  • Love the 104 'spillone' (big needle) as we used to call here in italy.
    From what the 339 flight manual says you just wait the vr at 85 knots, pull the nose up 7 degrees and wait the lift off.

  • Roccio you are an outstanding star of the fan group community.* Did you ever encounter the (!) remarkable Lockeed F-104 starfighter which seemed to have been more widely adopted in European NATO countries than in the USAF?* It's wing loading must have caused field length limitations and therefore take-off speed consideration. Was it handled differently from the 339 or did it just assume a pitch attitude and wait for lift-off?


    http://www.avialogs.com/en/air…f-104g-flight-manual.html


    Starfighter has a V1 on which is rotated and usually immediaty climbs, also w heavy load.

  • I noticed a little misalignment of the trim gauge



    The plane image shoule be horizontally aligned with the 0 reference, while it's a bit lower.

    • Official Post

    I noticed a little misalignment of the trim gauge



    The plane image shoule be horizontally aligned with the 0 reference, while it's a bit lower.


    But for which trim setting is the question? If you put the aircraft on the runway, you will get a takeoff trim, if you put it up in the air you will get a trim setting that makes the aircraft fly level with the current speed. So that image could be anything, how do you know its the zero trim setting?

  • I found this on the real flight manual:



    The instrument shows, with a miniature airplane, the amount of correction given by the trim.

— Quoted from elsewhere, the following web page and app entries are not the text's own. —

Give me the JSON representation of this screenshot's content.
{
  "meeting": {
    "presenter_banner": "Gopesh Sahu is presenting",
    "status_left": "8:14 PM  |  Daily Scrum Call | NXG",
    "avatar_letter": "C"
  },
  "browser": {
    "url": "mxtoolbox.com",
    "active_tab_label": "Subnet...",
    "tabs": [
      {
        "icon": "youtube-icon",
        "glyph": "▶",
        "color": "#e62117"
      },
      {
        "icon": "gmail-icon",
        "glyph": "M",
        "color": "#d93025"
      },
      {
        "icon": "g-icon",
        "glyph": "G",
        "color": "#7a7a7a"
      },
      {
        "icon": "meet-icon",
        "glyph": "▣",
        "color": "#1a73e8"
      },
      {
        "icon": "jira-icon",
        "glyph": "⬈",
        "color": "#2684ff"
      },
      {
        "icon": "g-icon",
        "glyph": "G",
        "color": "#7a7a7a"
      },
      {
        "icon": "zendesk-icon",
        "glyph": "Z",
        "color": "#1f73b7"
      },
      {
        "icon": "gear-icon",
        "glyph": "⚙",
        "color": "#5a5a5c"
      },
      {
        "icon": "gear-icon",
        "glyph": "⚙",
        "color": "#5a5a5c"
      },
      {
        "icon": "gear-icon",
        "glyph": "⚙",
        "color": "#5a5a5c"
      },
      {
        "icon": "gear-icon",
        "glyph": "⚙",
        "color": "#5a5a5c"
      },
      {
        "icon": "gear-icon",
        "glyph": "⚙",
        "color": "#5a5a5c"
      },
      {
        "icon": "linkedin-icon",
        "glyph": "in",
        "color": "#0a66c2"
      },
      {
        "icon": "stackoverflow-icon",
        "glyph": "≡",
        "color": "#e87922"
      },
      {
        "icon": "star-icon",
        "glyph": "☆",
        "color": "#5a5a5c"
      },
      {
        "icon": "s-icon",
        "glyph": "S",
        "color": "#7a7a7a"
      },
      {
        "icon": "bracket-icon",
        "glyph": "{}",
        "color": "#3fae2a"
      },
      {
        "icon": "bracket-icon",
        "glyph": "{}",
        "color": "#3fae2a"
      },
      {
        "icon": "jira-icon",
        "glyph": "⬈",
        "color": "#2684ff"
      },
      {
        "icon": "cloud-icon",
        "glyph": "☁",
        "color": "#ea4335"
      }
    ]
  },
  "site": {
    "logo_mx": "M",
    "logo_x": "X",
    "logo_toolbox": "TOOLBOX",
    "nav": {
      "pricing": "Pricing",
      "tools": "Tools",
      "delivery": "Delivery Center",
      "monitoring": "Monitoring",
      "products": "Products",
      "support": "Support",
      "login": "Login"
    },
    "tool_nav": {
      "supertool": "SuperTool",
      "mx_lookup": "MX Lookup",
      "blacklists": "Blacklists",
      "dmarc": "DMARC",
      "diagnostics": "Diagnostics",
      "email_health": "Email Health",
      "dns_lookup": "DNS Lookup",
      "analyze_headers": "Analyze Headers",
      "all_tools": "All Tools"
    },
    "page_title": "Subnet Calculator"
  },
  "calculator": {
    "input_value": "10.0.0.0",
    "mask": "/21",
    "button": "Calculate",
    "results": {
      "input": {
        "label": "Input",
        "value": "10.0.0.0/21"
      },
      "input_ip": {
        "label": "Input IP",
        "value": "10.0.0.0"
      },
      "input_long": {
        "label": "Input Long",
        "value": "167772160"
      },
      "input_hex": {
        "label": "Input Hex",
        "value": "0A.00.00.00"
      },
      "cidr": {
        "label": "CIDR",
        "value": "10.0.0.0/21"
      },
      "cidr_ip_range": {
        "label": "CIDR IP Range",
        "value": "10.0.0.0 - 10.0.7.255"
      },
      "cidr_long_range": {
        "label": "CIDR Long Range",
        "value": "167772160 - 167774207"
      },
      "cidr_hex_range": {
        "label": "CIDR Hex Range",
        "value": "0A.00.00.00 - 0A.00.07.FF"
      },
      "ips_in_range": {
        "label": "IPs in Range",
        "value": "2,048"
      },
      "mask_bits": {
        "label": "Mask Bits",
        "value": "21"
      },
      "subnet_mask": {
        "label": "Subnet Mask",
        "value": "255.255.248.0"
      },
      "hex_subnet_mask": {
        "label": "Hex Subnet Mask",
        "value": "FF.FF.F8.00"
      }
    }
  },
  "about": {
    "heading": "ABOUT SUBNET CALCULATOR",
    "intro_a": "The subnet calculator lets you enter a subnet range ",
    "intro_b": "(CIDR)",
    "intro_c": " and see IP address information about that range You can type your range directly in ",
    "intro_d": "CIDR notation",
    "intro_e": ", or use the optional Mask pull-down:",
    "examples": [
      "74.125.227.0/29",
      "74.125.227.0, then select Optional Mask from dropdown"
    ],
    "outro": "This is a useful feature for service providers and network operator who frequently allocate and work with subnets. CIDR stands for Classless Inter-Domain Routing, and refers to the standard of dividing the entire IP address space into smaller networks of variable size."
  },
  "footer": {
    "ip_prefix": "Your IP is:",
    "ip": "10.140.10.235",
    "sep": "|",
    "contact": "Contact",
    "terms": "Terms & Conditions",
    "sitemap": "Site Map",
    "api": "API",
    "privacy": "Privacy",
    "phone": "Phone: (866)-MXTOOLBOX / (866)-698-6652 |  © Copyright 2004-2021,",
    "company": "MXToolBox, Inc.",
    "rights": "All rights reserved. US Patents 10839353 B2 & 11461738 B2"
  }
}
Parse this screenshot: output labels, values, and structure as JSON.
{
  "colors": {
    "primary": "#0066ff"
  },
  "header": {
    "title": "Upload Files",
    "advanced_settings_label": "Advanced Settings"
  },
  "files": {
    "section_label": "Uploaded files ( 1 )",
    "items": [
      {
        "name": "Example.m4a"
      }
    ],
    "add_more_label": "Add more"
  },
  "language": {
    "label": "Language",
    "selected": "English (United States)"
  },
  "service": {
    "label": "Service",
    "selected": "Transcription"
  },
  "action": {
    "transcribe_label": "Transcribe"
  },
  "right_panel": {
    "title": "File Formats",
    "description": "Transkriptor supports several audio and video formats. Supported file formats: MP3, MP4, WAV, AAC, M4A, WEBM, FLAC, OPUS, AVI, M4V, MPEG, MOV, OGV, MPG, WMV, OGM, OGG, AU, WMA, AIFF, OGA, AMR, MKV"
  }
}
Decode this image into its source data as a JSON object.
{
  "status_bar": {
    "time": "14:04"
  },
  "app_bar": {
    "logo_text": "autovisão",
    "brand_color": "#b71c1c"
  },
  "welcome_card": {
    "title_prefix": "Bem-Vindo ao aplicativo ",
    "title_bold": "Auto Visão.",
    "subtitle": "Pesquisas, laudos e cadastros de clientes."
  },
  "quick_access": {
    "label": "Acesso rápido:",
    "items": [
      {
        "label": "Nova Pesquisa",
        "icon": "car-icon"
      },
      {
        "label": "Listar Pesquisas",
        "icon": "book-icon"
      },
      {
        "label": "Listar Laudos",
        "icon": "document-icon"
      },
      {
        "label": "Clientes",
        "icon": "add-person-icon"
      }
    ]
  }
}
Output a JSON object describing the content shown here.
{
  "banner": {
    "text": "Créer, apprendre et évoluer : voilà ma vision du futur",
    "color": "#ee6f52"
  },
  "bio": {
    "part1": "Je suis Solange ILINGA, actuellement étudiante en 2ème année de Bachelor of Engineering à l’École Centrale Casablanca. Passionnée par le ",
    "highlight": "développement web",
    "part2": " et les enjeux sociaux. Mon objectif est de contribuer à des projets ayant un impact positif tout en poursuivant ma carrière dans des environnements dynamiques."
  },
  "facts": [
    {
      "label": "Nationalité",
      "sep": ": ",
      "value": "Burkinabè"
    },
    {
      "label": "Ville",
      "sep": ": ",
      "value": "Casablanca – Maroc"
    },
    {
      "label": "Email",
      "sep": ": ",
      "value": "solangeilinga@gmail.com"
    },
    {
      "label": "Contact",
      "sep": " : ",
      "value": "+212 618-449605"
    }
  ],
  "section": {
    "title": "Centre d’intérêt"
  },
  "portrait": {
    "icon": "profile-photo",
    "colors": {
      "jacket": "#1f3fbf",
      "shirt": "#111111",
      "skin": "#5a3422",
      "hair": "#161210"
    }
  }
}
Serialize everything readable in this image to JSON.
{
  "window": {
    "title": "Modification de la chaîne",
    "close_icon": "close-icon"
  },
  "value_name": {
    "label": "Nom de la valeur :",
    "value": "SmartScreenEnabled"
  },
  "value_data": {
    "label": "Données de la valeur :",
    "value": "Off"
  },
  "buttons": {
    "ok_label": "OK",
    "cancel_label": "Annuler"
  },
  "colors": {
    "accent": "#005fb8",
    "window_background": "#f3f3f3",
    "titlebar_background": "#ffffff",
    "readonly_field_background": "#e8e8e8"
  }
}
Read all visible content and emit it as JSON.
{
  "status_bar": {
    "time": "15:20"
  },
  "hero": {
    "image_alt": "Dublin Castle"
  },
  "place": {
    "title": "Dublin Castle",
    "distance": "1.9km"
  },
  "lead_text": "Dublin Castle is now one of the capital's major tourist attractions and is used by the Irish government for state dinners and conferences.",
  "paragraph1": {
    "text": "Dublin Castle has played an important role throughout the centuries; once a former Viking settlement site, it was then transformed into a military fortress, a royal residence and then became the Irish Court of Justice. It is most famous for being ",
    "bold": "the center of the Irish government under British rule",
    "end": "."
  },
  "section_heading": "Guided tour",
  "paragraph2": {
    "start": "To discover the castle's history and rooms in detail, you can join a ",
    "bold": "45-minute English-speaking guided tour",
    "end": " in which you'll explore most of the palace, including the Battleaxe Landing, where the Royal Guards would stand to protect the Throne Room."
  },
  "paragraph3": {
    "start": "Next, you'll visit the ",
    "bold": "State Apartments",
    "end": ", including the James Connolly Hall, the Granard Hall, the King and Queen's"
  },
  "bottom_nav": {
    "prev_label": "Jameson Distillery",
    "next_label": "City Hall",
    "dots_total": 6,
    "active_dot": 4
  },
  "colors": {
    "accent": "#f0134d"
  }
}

    The longitudinal trim, with flaps on UP position is limited at the first reference line of the instrument in NOSE UP and DOWN.



    With flaps extended (T/O and DOWN) the correction is possible within the second reference in the NOSE UP direction.



    TRIM INDICATORS:


    You have an instrument with a needle (the aircraft image) and a gauge with some references. In relation of the movement of the trim the plane image will be "nose up" or "nose down" reflecting the trim position.


    There are also two indicators for neutral position or the yaw and roll trim



    that illuminate o green light when the corresponding trim is in neutral position. This indication is only displayed if the plane is on ground.

    • Official Post

    bump.

    Noticed that the too high speedbrake extension angle with gear down has been reported more than a year ago!

    Same goes for the reversed engine acceleration and the question if ground effect is generally not modelled in Aerofly FS2 or if it's just missing in the MB339.

    Thank you for bumping up this thread. I wrote it all down but since there is so much to do I can't promise a quick fix.

    There are enough things on my todo list, e.g. Learjet 45 and Airbus A320 tutorial and the FBW fixes, I'm going to be busy for quite some time :)

    Some of the reported bugs are easy to fix and they will probably be removed with the next update or the one after that. Things like the engine acceleration aren't as easy to fix.